• What the task asks:
Drop the pictures and repeat the remaining data exactly.

• Input records:
↓

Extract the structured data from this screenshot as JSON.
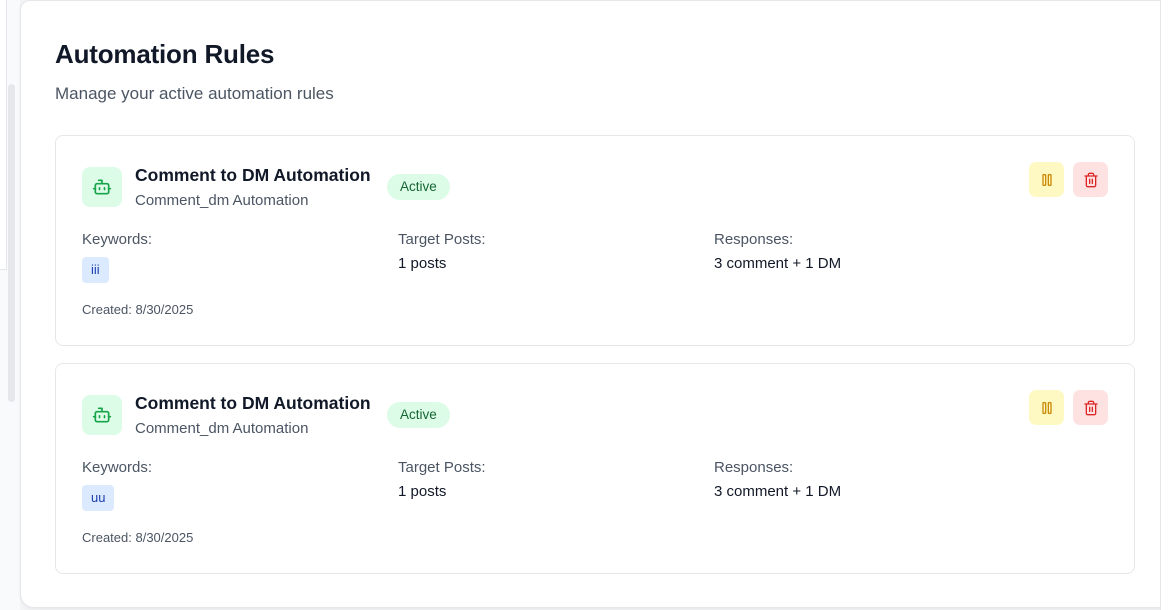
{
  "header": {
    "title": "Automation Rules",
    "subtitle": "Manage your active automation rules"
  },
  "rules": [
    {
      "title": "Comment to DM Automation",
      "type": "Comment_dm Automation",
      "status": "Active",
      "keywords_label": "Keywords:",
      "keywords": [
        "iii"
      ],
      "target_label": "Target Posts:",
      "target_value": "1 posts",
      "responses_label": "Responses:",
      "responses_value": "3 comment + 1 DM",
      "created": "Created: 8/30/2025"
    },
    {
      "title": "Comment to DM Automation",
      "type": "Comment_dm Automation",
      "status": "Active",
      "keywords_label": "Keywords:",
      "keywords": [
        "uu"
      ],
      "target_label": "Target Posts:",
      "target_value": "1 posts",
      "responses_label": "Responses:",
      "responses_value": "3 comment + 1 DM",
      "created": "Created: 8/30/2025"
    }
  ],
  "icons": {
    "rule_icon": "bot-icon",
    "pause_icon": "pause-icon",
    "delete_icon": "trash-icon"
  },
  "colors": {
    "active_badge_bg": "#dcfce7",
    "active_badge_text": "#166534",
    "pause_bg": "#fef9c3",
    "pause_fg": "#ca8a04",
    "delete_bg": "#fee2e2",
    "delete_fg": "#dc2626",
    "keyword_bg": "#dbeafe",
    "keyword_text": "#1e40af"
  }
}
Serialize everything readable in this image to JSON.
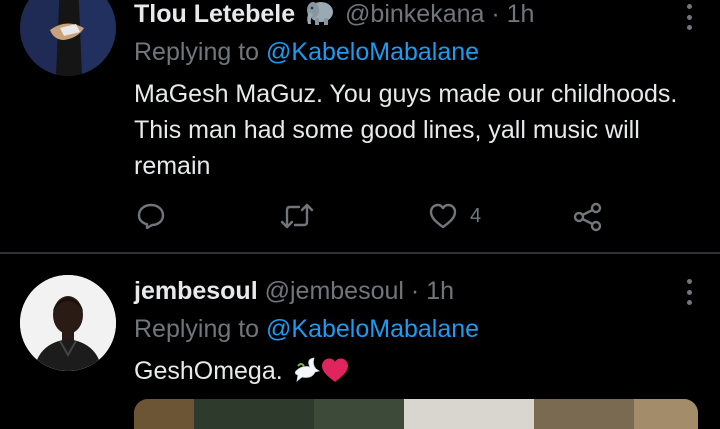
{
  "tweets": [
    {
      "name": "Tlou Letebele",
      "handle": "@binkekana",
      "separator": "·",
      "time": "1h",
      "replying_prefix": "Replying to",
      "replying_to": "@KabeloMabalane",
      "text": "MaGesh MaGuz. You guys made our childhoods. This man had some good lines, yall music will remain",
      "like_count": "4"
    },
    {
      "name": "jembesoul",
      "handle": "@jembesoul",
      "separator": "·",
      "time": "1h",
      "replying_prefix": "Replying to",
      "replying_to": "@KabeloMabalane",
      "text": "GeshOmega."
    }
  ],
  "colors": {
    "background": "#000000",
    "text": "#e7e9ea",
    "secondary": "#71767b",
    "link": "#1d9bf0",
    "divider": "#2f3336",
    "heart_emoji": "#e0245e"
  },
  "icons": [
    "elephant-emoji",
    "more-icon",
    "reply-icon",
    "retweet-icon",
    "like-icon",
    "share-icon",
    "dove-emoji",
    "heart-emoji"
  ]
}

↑

• Answer to the problem:
Extract the structured data from this screenshot as JSON.
{
  "header": {
    "title": "Automation Rules",
    "subtitle": "Manage your active automation rules"
  },
  "rules": [
    {
      "title": "Comment to DM Automation",
      "type": "Comment_dm Automation",
      "status": "Active",
      "keywords_label": "Keywords:",
      "keywords": [
        "iii"
      ],
      "target_label": "Target Posts:",
      "target_value": "1 posts",
      "responses_label": "Responses:",
      "responses_value": "3 comment + 1 DM",
      "created": "Created: 8/30/2025"
    },
    {
      "title": "Comment to DM Automation",
      "type": "Comment_dm Automation",
      "status": "Active",
      "keywords_label": "Keywords:",
      "keywords": [
        "uu"
      ],
      "target_label": "Target Posts:",
      "target_value": "1 posts",
      "responses_label": "Responses:",
      "responses_value": "3 comment + 1 DM",
      "created": "Created: 8/30/2025"
    }
  ],
  "icons": {
    "rule_icon": "bot-icon",
    "pause_icon": "pause-icon",
    "delete_icon": "trash-icon"
  },
  "colors": {
    "active_badge_bg": "#dcfce7",
    "active_badge_text": "#166534",
    "pause_bg": "#fef9c3",
    "pause_fg": "#ca8a04",
    "delete_bg": "#fee2e2",
    "delete_fg": "#dc2626",
    "keyword_bg": "#dbeafe",
    "keyword_text": "#1e40af"
  }
}
Serialize everything readable in this image to JSON.
{
  "tweets": [
    {
      "name": "Tlou Letebele",
      "handle": "@binkekana",
      "separator": "·",
      "time": "1h",
      "replying_prefix": "Replying to",
      "replying_to": "@KabeloMabalane",
      "text": "MaGesh MaGuz. You guys made our childhoods. This man had some good lines, yall music will remain",
      "like_count": "4"
    },
    {
      "name": "jembesoul",
      "handle": "@jembesoul",
      "separator": "·",
      "time": "1h",
      "replying_prefix": "Replying to",
      "replying_to": "@KabeloMabalane",
      "text": "GeshOmega."
    }
  ],
  "colors": {
    "background": "#000000",
    "text": "#e7e9ea",
    "secondary": "#71767b",
    "link": "#1d9bf0",
    "divider": "#2f3336",
    "heart_emoji": "#e0245e"
  },
  "icons": [
    "elephant-emoji",
    "more-icon",
    "reply-icon",
    "retweet-icon",
    "like-icon",
    "share-icon",
    "dove-emoji",
    "heart-emoji"
  ]
}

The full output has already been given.